Starting time for this genre-hopping fest is 7 p.m. Tickets start at $28.
Nov. 12 at Knuckleheads Saloon: The Sadies
A quartet from Toronto founded in 1994, the Sadies traffic in an array of music styles. From their Bloodshot Records bio: “We like The Sadies because they can play anything better than anyone else. Surf, cool cowboy psychedelia, electric bluegrass, spaghetti Western soundscapes, garage punk, whatever.”
Country and alt-country is their foundation, however—enough so that they have been hired to backup or collaborate with artists like Neko Case, John Doe, and Jon Langford.
Recent set lists have comprised more than 30 songs, many from the Northern Passages (2017) and Darker Circles (2010) albums.
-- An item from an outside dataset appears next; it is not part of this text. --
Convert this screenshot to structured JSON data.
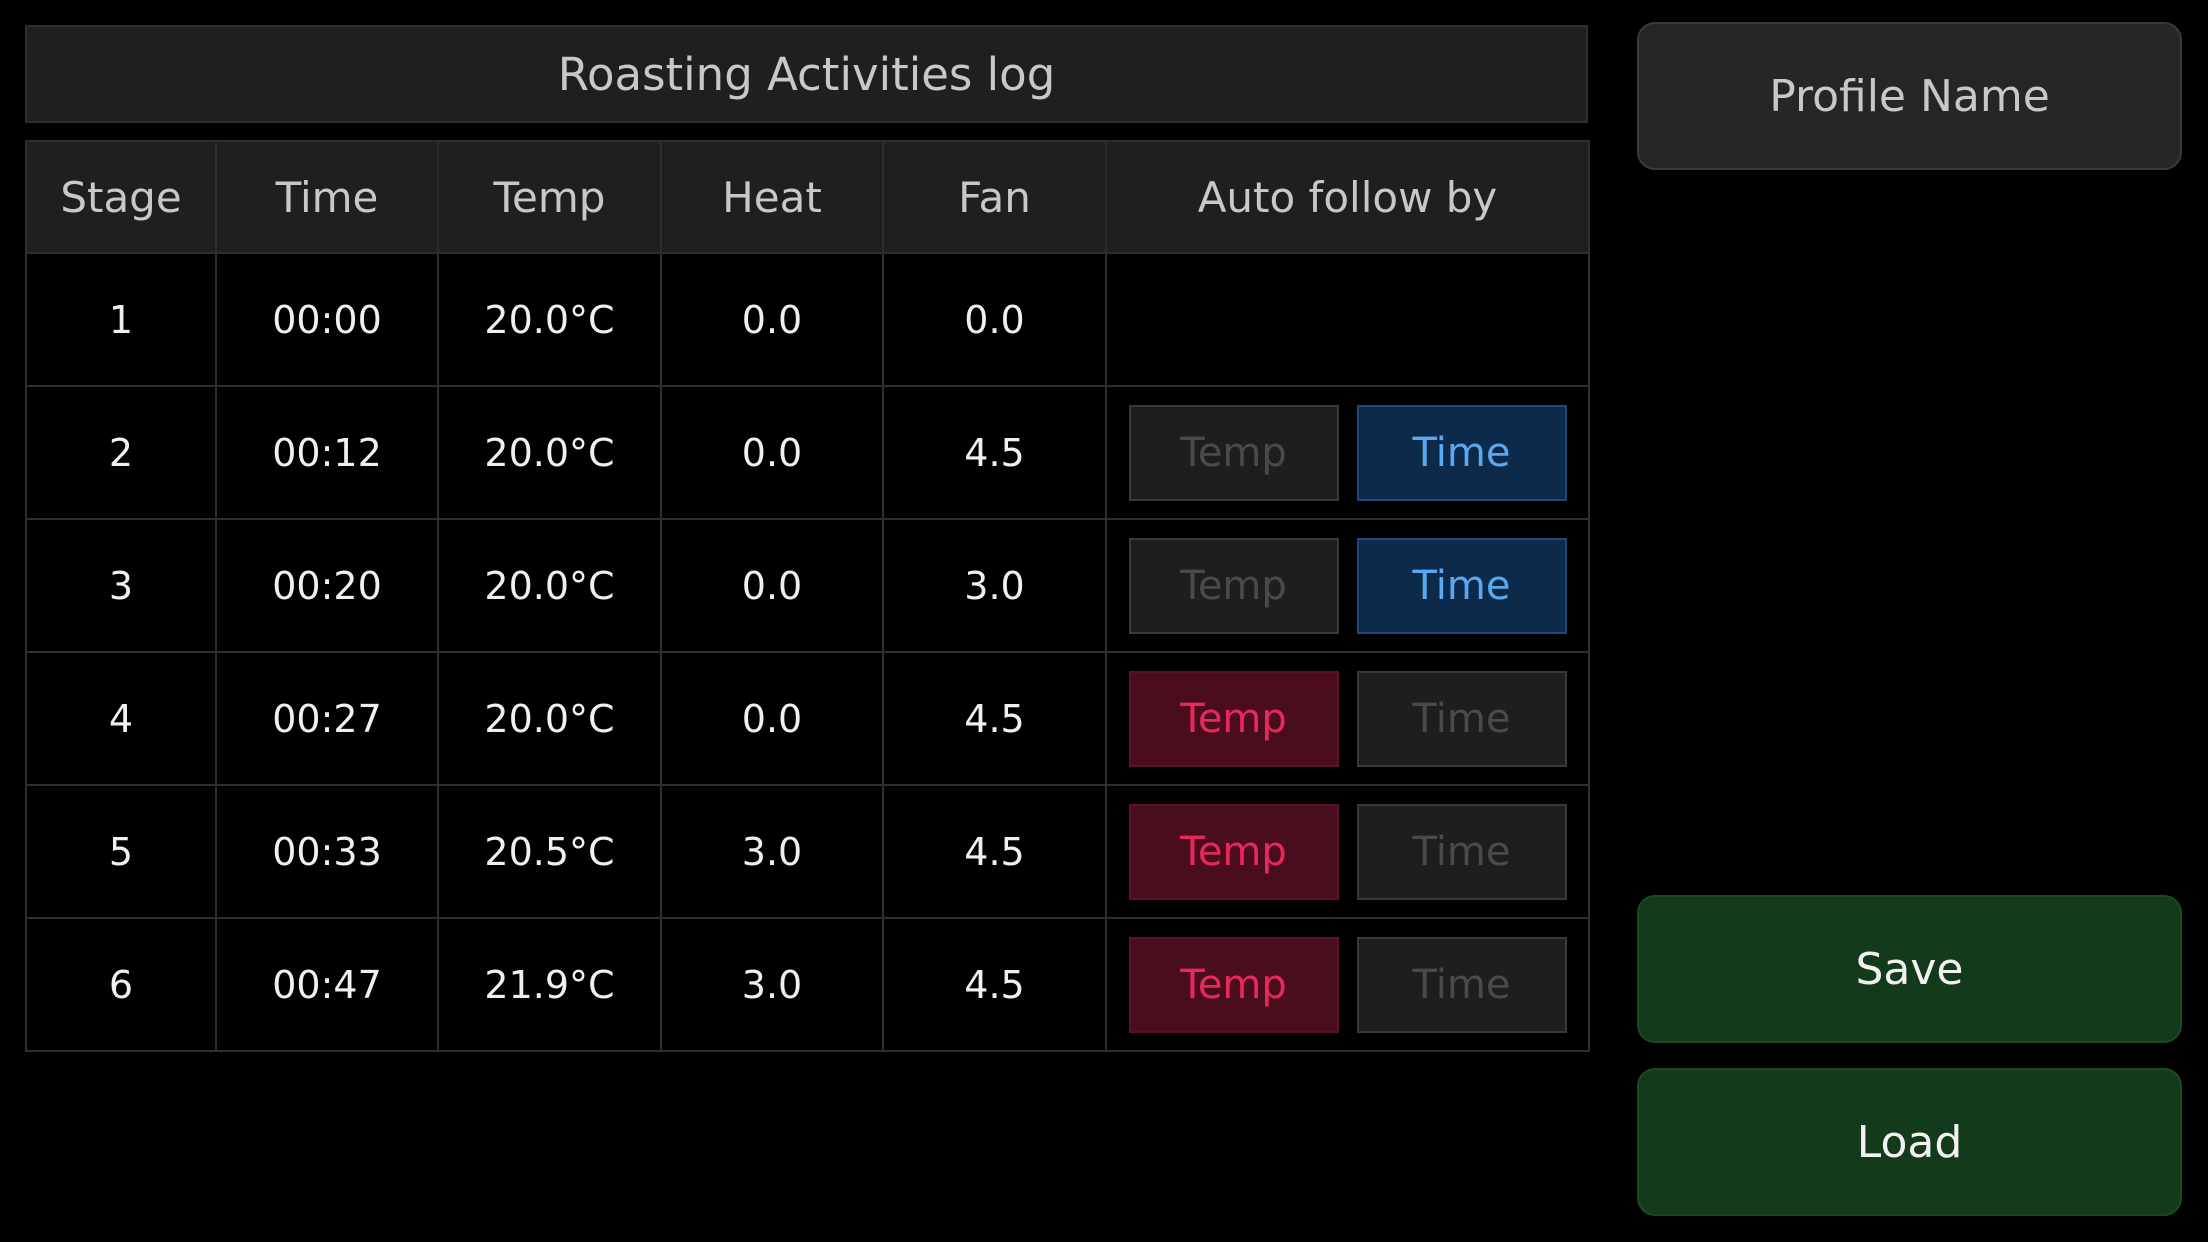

They’ve also tossed in covers of songs by Elvis, the Ramones, and Bob Wills.
Show time is 8 p.m. Tickets are $15.
OTHER SHOWS TO KNOW ABOUT
The Bottle Rockets, Nov. 9 at Knuckleheads Saloon: Twenty-seven years after its founding, this Festus, Mo., band with early connections to Uncle Tupelo remains a stalwart in the world of alt-country/Heartland rock.
Angel Olsen, Nov. 10 at the Granada: She is as much a songstress as she is a songbird.
Indigo Girls, Nov. 19 at the Kauffman Center for the Performing Arts: They like Kansas City: This will be their fourth concert here since July 2016. Each time, big crowds show up, and the ladies deliver a great show.
Straight No Chaser, Dec. 12 at the Arvest Bank Theatre at the Midland: Because they are one of the best and most successful a cappella troupes ever.
Jackyl, Dec. 21 at the Arvest Bank Theatre at the Midland: Because Jesse James Dupree is still piloting this Southern metal/rock band.